What Happens in a DUI Trial?
The first witness in most DUI cases is the arresting officer. Sitting there, listening to the direct testimony of the arresting officer in a drunk driving case is usually the most painful part of the trial, for defense attorney and client alike. The fact is that if the arresting officer doesn't have some damning stuff to say about the drunk driving arrest, the case should have gone away long before trial.
However, it is usually the cross-examination of that officer that becomes the bright spot of the case. The seasoned DUI defense lawyer will love cross-examination of the arresting officer as much or more than any other phase of the trial. Cross-examination has been described as the greatest legal engine towards the ascertainment of truth, and it is quite true in the DUI case.
Cross-examination in a DUI case, or any criminal defense case, for that matter, is not so much examination as it is the lawyer testifying. The most effective cross-examination occurs when a lawyer makes a short, declarative statement, and forces the witness to answer "yes." Each new "question" by the lawyer adds one new fact at a time, and the questioning proceeds to a logical goal, one goal at a time. When done in this fashion, cross-examination is one of the most satisfying and effective portions of the trial for the DUI defendant.

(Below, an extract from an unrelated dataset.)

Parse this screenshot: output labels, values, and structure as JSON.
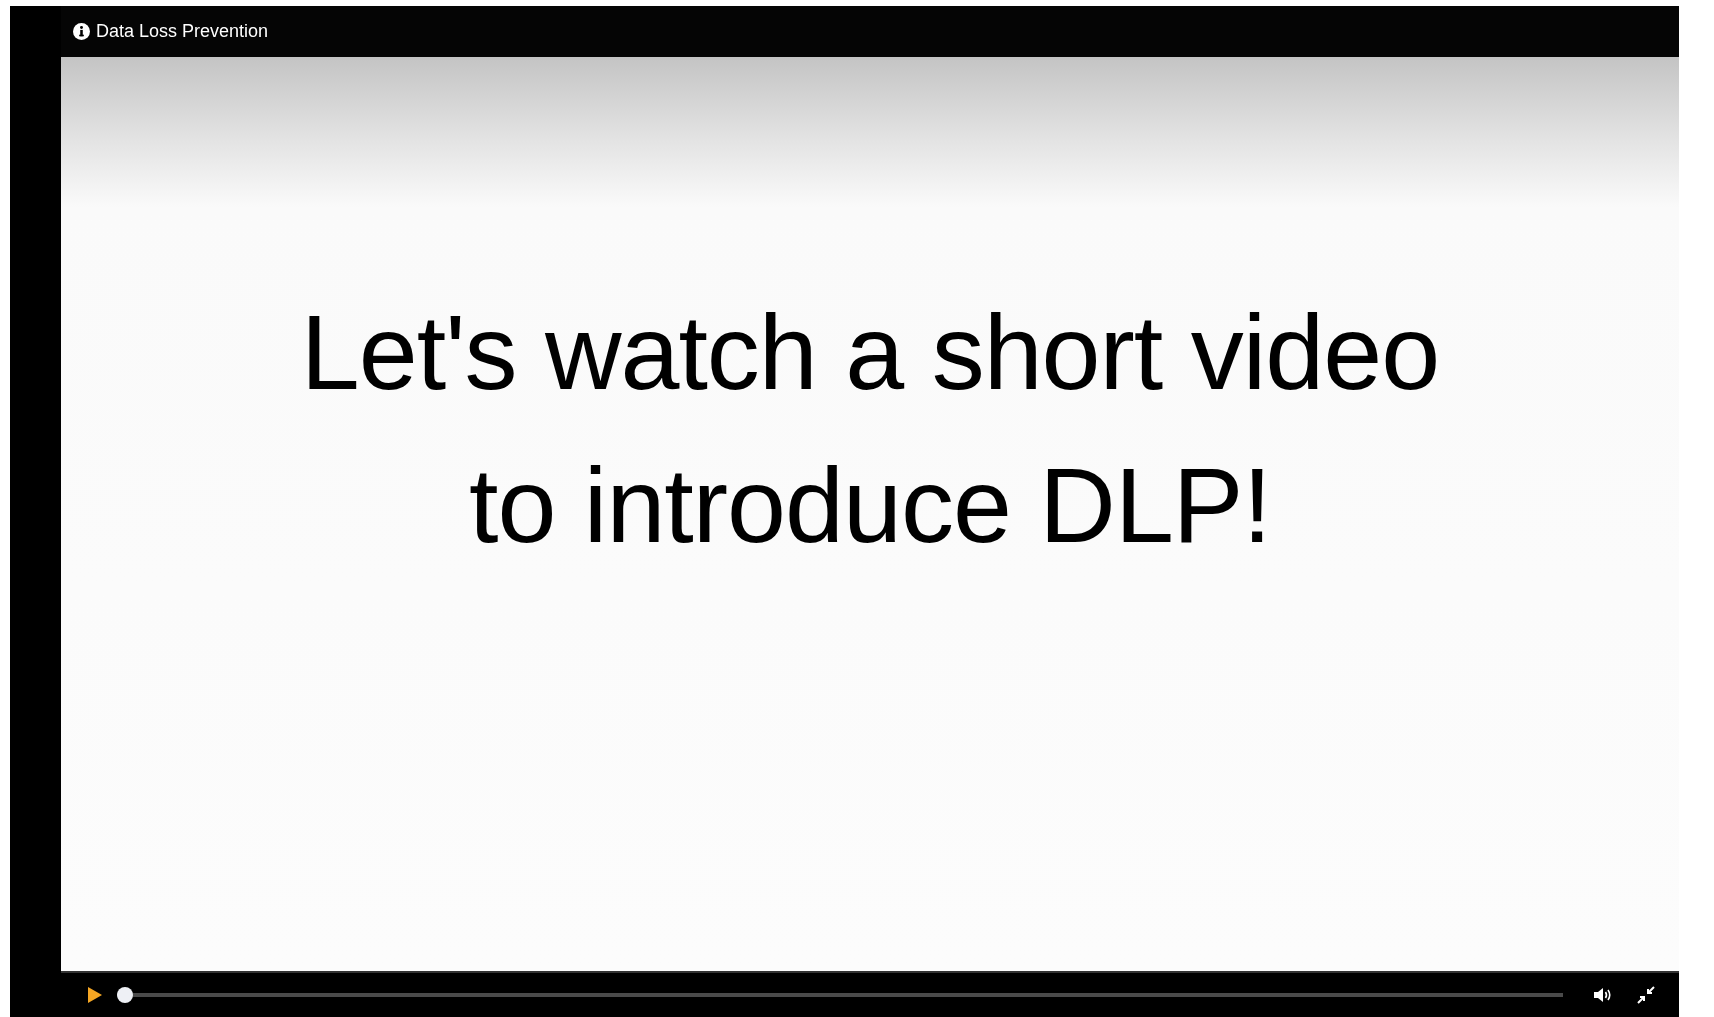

The second witness for the prosecution is typically a chemist from the crime lab. This person will give information regarding the breath or blood test, offer opinions regarding the field sobriety tests, and information about impairment from alcohol and how that impacts driving ability.
Just like cross-examination of the arresting officer, cross-examination of the prosecution's expert in a DUI case is incredibly satisfying, and can be extremely profitable for the DUI defense attorney and his client.

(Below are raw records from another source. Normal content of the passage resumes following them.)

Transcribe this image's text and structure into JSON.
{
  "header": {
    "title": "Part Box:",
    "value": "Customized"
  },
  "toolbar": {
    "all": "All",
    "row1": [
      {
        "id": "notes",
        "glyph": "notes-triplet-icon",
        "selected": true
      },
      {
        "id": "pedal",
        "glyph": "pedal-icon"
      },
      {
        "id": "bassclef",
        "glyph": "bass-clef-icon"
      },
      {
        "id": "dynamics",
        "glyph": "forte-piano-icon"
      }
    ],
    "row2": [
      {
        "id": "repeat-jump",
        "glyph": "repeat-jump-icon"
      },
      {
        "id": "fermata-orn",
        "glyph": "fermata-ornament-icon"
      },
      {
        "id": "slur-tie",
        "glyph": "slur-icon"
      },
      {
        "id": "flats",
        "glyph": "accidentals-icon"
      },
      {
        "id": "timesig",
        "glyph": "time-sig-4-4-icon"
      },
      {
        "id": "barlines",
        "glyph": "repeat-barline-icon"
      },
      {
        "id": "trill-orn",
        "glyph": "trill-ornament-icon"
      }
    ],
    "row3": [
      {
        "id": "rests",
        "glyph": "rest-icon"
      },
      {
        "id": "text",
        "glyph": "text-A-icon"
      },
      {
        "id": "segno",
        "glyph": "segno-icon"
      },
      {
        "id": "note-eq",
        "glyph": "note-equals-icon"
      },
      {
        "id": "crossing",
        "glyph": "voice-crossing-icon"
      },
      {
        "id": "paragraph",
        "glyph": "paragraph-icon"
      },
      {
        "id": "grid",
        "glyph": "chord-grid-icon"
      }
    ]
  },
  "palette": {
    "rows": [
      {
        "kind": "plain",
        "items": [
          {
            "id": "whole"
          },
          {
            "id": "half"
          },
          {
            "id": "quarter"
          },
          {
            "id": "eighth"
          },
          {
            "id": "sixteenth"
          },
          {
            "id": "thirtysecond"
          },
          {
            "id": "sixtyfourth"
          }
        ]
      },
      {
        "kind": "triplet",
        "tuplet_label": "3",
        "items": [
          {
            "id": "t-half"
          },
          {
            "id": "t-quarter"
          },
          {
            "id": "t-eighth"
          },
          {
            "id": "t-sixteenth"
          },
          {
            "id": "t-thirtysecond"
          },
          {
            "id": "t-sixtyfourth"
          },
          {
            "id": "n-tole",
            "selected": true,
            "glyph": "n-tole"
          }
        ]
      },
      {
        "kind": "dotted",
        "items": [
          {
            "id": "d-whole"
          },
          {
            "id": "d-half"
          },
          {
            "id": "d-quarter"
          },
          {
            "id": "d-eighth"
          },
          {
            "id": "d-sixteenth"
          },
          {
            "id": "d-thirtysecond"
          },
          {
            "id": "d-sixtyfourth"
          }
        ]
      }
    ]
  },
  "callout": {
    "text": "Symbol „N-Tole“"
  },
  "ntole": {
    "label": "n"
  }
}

In order to prove the defendant's guilt, the prosecution usually focuses on four things: driving pattern, physical appearance, field sobriety test performance, and chemical test results. Cross-examination of the prosecution witnesses is designed to create reasonable doubt about how the defendant's performance in each of these areas is to be perceived, and to shift the focus from how the defendant did, to how well the tests were administered.